The analysis shows that if current policies remain unchanged, CO2 emissions from cars and trucks in the EU will likely increase by 7.6 percent from 2005 to 2030, reaching 960 million metric tons (Mt) per year in 2030. Tightening the mandatory CO2 target for new passenger cars from 95 grams per kilometer (g/km) in 2021 (as measured on the New European Driving Cycle) to 78 g/km in 2025 and 60 g/km in 2030 would prevent 95 Mt of CO2 per year in 2030. However, setting a target of 68 g/km for 2025 and 42 g/km for 2030 would further increase carbon emissions averted, to 144 Mt per year in 2030. Strengthening the vehicle emissions testing system in Europe, by introducing a not-to-exceed limit for CO2 under real-world driving conditions, would help close the gap between laboratory and real-world values, and would avoid another 25 Mt of CO2 per year by 2030.

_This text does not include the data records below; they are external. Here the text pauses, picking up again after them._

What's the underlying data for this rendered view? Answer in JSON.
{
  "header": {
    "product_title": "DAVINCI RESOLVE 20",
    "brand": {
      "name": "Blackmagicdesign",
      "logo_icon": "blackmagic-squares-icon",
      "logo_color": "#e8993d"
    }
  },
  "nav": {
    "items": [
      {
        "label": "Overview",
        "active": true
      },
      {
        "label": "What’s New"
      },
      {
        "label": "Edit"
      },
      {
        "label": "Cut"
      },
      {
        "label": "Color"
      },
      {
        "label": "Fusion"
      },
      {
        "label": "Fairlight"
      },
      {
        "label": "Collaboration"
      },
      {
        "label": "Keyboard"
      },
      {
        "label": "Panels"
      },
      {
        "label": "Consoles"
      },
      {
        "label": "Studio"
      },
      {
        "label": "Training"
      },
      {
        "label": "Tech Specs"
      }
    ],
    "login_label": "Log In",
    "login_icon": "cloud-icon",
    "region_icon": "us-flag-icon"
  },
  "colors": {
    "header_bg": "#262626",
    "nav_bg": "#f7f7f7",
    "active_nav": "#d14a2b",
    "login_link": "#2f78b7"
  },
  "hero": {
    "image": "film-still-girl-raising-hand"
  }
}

In contrast to other major automotive markets, the EU does not currently regulate CO2 emissions from heavy trucks. Introducing mandatory CO2 standards for new trucks in 2025 could prevent about 17 Mt of CO2 per year in 2030. If such standards were introduced even earlier, in 2020—a feasible idea, given that the EU is already expected to require CO2 certification of heavy-duty vehicles (though not, at this point, to take the next step and set an emissions performance standard) in 2018—that effect would more than triple, to about 55 Mt of averted CO2 emissions per year in 2030.

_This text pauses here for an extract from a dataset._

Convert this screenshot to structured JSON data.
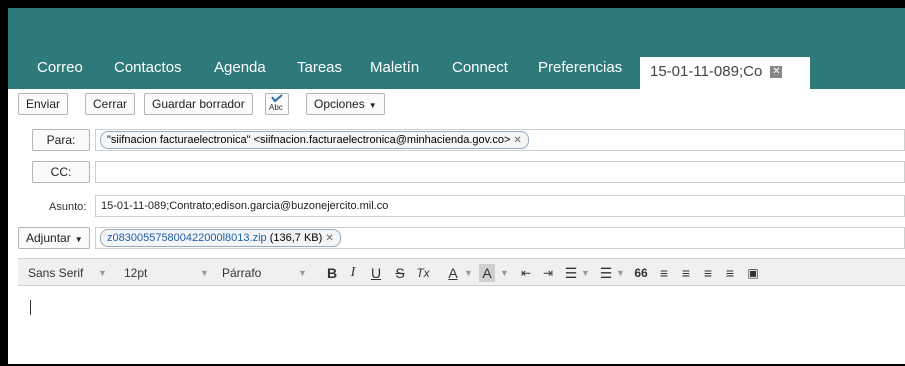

Accelerating the transition to electric-drive of the passenger car fleet in Europe, with the aim of seeing electric vehicles reach a 23 percent share of the new car market in 2030, could prevent another 19 Mt of CO2 in that year. By contrast, including the transport sector into the EU’s Emissions Trading System, an idea that some in industry and on the European Council have floated, would not produce any significant CO2 reductions.

By implementing a comprehensive set of policy measures, including not only those outlined above but also support for advanced biofuels and higher fuel taxes, CO2 emissions could be reduced by a total of 282 Mt per year in 2030, which is 24 percent below the 2005 baseline. Additional measures, not directed to the deployment of vehicle technologies and fuels, would still be required to meet the 30 percent reduction requirement defined by the European Union’s 2030 climate and energy framework.

Direct CO2 emissions from passenger cars and trucks in various policy option narratives, 2005–2030.